At present, the top domestic water uses are bathing, toilet flushing and laundry. To reduce water use and carbon emissions, we can start from these three aspects and change our living habits to reduce waste.

 

 5-minute shower  

Keep shower time within five minutes.
   
Appropriate bathing method
Take shower instead of bath.
Use showerhead rated Grade 1 in the Water Efficiency Labelling Scheme.
   
Reduce water use
Wait until you have a full load for doing laundry.
Choose a washing machine with adjustable water level.
Use water smart appliances such as water saving faucets, dual-flush cisterns and water efficient washing machine and dishwasher.
Do not run water non-stop when brushing teeth, washing hands or shaving.
   
Prevent leakage
Close faucets properly and repair immediately if they become loose.
Properly maintain water pipes, toilet and tanks to prevent water leakage.
   
Reuse water
Washing machine will discharge water two to three times when doing laundry. Wastewater discharged later in the cycle contains few pollutants, and can be used for floor and household cleaning.
If freshwater is used for toilet flushing, retain wastewater after shower or laundry for such use.
Water used for washing vegetables, keeping fish or preparing rice can be used to water pot plants.

 

Freshwater is used in the manufacturing processes of many products. Avoiding products entailing high water consumption can save water and help you live a low-carbon life.
 
 
Textile without dye  

Carbon dioxide is generated in dye production, and in drying and dyeing textiles.
   
Avoid leatherware
Softening leatherware consumes a large amount of water, and toxic wastewater is produced in the process.
   
Reuse water bottles
Plastic is a byproduct of petroleum, the production of which consumes oil and generates carbon emission. Water is also required in the production processes.
   
More vegetables and less meat
Herbivores such as sheep and cows produce methane in their guts during digestion; this is a greenhouse gas that is discharged into the air.
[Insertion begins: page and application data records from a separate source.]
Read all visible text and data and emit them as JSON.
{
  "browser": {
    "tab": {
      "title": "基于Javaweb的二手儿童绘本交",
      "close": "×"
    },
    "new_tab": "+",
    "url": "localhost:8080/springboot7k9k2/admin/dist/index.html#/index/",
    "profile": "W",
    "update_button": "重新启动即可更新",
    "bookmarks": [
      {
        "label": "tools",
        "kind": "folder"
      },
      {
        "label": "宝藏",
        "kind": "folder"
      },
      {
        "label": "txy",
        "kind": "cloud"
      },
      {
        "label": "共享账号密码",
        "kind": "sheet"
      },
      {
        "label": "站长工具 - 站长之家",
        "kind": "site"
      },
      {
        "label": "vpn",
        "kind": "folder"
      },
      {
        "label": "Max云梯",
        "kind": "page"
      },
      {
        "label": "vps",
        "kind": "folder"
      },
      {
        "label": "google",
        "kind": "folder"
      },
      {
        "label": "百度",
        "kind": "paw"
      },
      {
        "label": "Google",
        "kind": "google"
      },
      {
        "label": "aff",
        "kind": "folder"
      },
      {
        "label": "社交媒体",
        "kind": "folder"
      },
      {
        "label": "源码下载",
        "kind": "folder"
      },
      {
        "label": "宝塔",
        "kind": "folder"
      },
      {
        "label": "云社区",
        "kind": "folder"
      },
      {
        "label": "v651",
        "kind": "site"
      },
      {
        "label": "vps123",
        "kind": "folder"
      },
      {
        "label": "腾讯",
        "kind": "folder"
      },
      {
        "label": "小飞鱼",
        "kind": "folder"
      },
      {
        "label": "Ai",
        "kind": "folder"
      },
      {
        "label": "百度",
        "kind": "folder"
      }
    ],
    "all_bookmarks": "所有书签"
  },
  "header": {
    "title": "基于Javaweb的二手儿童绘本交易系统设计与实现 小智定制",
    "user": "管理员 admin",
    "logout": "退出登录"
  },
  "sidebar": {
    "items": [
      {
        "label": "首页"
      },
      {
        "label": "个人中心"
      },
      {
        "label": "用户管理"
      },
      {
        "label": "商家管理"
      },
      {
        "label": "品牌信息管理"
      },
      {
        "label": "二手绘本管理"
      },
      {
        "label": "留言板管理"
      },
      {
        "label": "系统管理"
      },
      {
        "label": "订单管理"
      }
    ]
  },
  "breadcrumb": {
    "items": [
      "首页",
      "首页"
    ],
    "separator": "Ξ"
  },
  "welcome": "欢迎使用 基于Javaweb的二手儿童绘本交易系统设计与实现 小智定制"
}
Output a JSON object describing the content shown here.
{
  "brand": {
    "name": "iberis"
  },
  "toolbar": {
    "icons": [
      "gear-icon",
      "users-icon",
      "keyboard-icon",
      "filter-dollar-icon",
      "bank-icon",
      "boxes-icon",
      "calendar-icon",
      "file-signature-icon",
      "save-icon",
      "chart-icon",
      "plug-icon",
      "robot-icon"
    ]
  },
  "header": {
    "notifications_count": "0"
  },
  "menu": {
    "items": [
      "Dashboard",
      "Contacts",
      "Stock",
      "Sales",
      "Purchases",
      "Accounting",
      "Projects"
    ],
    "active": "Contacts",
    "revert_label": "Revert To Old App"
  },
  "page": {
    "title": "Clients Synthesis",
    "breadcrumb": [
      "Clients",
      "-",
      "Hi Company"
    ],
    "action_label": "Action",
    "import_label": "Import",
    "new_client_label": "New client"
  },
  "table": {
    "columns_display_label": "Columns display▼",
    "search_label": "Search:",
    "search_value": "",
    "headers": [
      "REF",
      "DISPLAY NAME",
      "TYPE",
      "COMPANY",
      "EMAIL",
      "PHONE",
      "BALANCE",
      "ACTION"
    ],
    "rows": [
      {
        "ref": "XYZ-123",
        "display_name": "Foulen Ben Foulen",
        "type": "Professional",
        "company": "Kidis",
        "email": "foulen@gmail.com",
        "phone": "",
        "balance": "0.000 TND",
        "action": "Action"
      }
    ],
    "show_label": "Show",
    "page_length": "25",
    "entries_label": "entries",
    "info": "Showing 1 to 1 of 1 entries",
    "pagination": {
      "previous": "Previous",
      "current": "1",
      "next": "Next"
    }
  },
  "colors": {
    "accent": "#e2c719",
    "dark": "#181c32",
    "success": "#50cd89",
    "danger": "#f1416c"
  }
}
The global warming potential of methane is 23 times higher than carbon dioxide.
Large amounts of water are required for livestock digestion and metabolisms. This water is lost through urine and faeces. Production of meat is more energy intensive than for vegetables.
Livestock rearing requires crops as feed; and more energy is needed in transporting livestock than vegetables, hence more carbon emissions.
   
 
Products in daily use Water consumption for production
Sports shoes (a pair) 4,988L
Leather shoes (a pair) 8,000L
A4-size white paper (each sheet) 10L
500mL plastic water bottle (each) 5L
Lettuce (each pound) 107.5L
Carrot (each pound) 88.5L
Tomato (each pound) 97L
Beef (each pound) 6,985L
Chicken (each pound) 1,950L
Pork (each pound) 2,722L